> _EXERCISE AIM_
Each entry is to be reproduced verbatim, and images are to be omitted.

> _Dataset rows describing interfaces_
━━━━━━━━━━

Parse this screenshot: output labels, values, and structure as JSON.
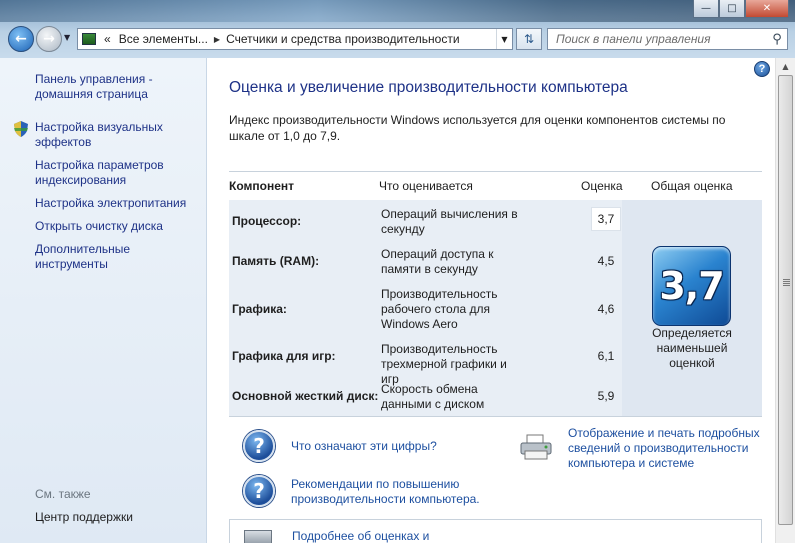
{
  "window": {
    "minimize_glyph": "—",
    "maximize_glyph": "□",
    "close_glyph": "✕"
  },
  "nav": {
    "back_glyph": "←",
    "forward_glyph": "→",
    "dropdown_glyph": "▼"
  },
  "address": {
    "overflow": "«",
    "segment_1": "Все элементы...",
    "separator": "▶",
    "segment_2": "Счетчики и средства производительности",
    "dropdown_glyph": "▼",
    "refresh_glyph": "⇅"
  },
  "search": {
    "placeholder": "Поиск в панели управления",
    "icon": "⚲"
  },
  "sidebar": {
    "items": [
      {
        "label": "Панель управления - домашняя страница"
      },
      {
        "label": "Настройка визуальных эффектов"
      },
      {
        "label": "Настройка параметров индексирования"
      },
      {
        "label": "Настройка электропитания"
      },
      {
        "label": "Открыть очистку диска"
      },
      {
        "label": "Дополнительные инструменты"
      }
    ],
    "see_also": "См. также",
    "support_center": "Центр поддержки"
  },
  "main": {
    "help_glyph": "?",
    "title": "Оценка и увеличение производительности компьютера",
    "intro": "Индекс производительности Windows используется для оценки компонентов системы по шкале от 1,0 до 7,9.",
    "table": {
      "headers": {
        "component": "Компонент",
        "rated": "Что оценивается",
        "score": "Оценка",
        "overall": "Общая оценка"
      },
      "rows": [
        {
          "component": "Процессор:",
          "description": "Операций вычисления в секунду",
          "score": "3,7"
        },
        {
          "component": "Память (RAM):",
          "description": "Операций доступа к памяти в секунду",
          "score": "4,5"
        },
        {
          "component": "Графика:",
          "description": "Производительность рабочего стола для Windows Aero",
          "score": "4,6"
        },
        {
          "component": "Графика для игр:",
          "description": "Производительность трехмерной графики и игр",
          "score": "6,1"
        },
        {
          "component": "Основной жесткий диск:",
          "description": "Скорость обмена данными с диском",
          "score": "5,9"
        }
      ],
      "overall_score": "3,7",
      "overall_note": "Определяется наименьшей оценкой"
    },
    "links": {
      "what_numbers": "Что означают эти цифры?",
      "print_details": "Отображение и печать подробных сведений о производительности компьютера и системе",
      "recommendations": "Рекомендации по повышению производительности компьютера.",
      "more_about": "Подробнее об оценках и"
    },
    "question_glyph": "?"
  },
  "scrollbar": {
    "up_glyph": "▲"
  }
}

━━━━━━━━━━

> _ANSWER SECTION_
Parse this screenshot: output labels, values, and structure as JSON.
{
  "window": {
    "minimize_glyph": "—",
    "maximize_glyph": "□",
    "close_glyph": "✕"
  },
  "nav": {
    "back_glyph": "←",
    "forward_glyph": "→",
    "dropdown_glyph": "▼"
  },
  "address": {
    "overflow": "«",
    "segment_1": "Все элементы...",
    "separator": "▶",
    "segment_2": "Счетчики и средства производительности",
    "dropdown_glyph": "▼",
    "refresh_glyph": "⇅"
  },
  "search": {
    "placeholder": "Поиск в панели управления",
    "icon": "⚲"
  },
  "sidebar": {
    "items": [
      {
        "label": "Панель управления - домашняя страница"
      },
      {
        "label": "Настройка визуальных эффектов"
      },
      {
        "label": "Настройка параметров индексирования"
      },
      {
        "label": "Настройка электропитания"
      },
      {
        "label": "Открыть очистку диска"
      },
      {
        "label": "Дополнительные инструменты"
      }
    ],
    "see_also": "См. также",
    "support_center": "Центр поддержки"
  },
  "main": {
    "help_glyph": "?",
    "title": "Оценка и увеличение производительности компьютера",
    "intro": "Индекс производительности Windows используется для оценки компонентов системы по шкале от 1,0 до 7,9.",
    "table": {
      "headers": {
        "component": "Компонент",
        "rated": "Что оценивается",
        "score": "Оценка",
        "overall": "Общая оценка"
      },
      "rows": [
        {
          "component": "Процессор:",
          "description": "Операций вычисления в секунду",
          "score": "3,7"
        },
        {
          "component": "Память (RAM):",
          "description": "Операций доступа к памяти в секунду",
          "score": "4,5"
        },
        {
          "component": "Графика:",
          "description": "Производительность рабочего стола для Windows Aero",
          "score": "4,6"
        },
        {
          "component": "Графика для игр:",
          "description": "Производительность трехмерной графики и игр",
          "score": "6,1"
        },
        {
          "component": "Основной жесткий диск:",
          "description": "Скорость обмена данными с диском",
          "score": "5,9"
        }
      ],
      "overall_score": "3,7",
      "overall_note": "Определяется наименьшей оценкой"
    },
    "links": {
      "what_numbers": "Что означают эти цифры?",
      "print_details": "Отображение и печать подробных сведений о производительности компьютера и системе",
      "recommendations": "Рекомендации по повышению производительности компьютера.",
      "more_about": "Подробнее об оценках и"
    },
    "question_glyph": "?"
  },
  "scrollbar": {
    "up_glyph": "▲"
  }
}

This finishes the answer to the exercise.